Peterborough aims to build first council houses in 20 years
Peterborough is aiming to build its first council houses in 20 years.
The city council has outlined plans to set up a Housing Revenue Account which will allow it to build its own homes, with the aim of 2,000 properties being readied by April 2032.
The authority transferred its housing stock to Cross Keys Homes in 2004, a decision which was made to allow for urgent repairs to be made.
The local authority has previously stated its ambition to begin building new council homes, but the details have been outlined in a report to be debated by the Conservative Cabinet on Monday, June 21.
The report states that the council will build at least 1,200 properties over a 10 year period (ending on March 21, 2032), with the “ambition” to deliver 2,000 by that date.
Setting up an HRA will cost £556,000 which will be funded from reserves.
It is expected the new homes will be used largely for the city’s homeless families, with the number of households needing support expected to grow.
The report says: “The council faces increased financial and social pressures from the number of households presenting as homeless and the high levels of demand from households on the Housing Register.
“Despite all efforts from our housing association partners to increase the delivery of affordable homes, and the council’s efforts to maximise the availability of private sector options, supply has failed to meet housing need and is expected to continue to fall below the levels needed to meet housing need in future.
“There are concerns that homelessness, both at a local and national level, is likely to rise as restrictions are lifted and the economic impact of the pandemic continues to be felt.
“We have already seen a slight increase in the number of households in temporary accommodation since the stay at home order was lifted and family and friends are no longer willing to allow people to stay with them.
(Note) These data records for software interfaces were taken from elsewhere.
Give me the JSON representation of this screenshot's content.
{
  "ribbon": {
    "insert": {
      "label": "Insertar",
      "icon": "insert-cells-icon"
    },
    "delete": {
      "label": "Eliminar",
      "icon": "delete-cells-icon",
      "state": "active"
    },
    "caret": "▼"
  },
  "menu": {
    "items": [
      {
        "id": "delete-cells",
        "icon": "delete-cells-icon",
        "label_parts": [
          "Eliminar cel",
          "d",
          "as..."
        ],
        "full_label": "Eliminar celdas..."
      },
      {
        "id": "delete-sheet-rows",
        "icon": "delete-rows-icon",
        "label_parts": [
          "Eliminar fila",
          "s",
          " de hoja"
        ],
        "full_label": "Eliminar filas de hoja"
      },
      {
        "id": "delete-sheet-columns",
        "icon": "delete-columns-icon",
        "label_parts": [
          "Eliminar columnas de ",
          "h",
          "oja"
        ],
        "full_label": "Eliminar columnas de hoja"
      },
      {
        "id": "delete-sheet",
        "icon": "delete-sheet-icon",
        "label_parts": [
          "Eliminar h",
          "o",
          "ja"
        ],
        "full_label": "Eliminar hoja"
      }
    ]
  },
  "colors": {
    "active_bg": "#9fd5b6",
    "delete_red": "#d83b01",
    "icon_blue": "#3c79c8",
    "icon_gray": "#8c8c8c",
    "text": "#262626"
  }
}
“Extrapolated over the next 12 months, this could result in around 60 more households in temporary accommodation.”
The council added that up to 300 households who could have been evicted if not for a temporary ban during the pandemic are at risk of becoming homeless when the ban is lifted, while the end of the furlough scheme in September could be another tipping point.
It warned that “the number of people presenting to the council as homeless could increase significantly, with the number of households in temporary accommodation also increasing”.
Other uses for the new council homes could include supporting foster families, children moving out of care into long term tenancies, and supporting people with social care needs to live independently, the report adds.
Financially, building council homes would provide a major boost to the local authority’s coffers, with a surplus of nearly £66 million over 30 years expected if the 1,200 homes are built in the first decade, rising to £134 million if 2,000 homes are built.
The money could then be re-invested in building new homes or improving the existing stock, the report states.
The decision to transfer the council’s housing stock over to Cross Keys was agreed in 2003, with the handover taking place in 2004.
Former council leader John Holdich, who pushed through the transfer, revealed in a recent interview that at the time the local authority was paying £14 a week to the Government for each council tenant, meaning it was unable to afford the desperately needed repairs on approximately 40 per cent of the homes which were deemed not fit for purpose.
Mr Holdich, when council leader, announced the decision to deliver new homes back in 2019, stating at the time that the Government’s decision to lift the cap on council borrowing to spend on housing meant the time was right to invest once again in its own stock.
Cross Keys and the council have also set up a joint housing venture called Medesham Homes to deliver more social homes in the city.
Medesham may be used to help deliver the new council homes.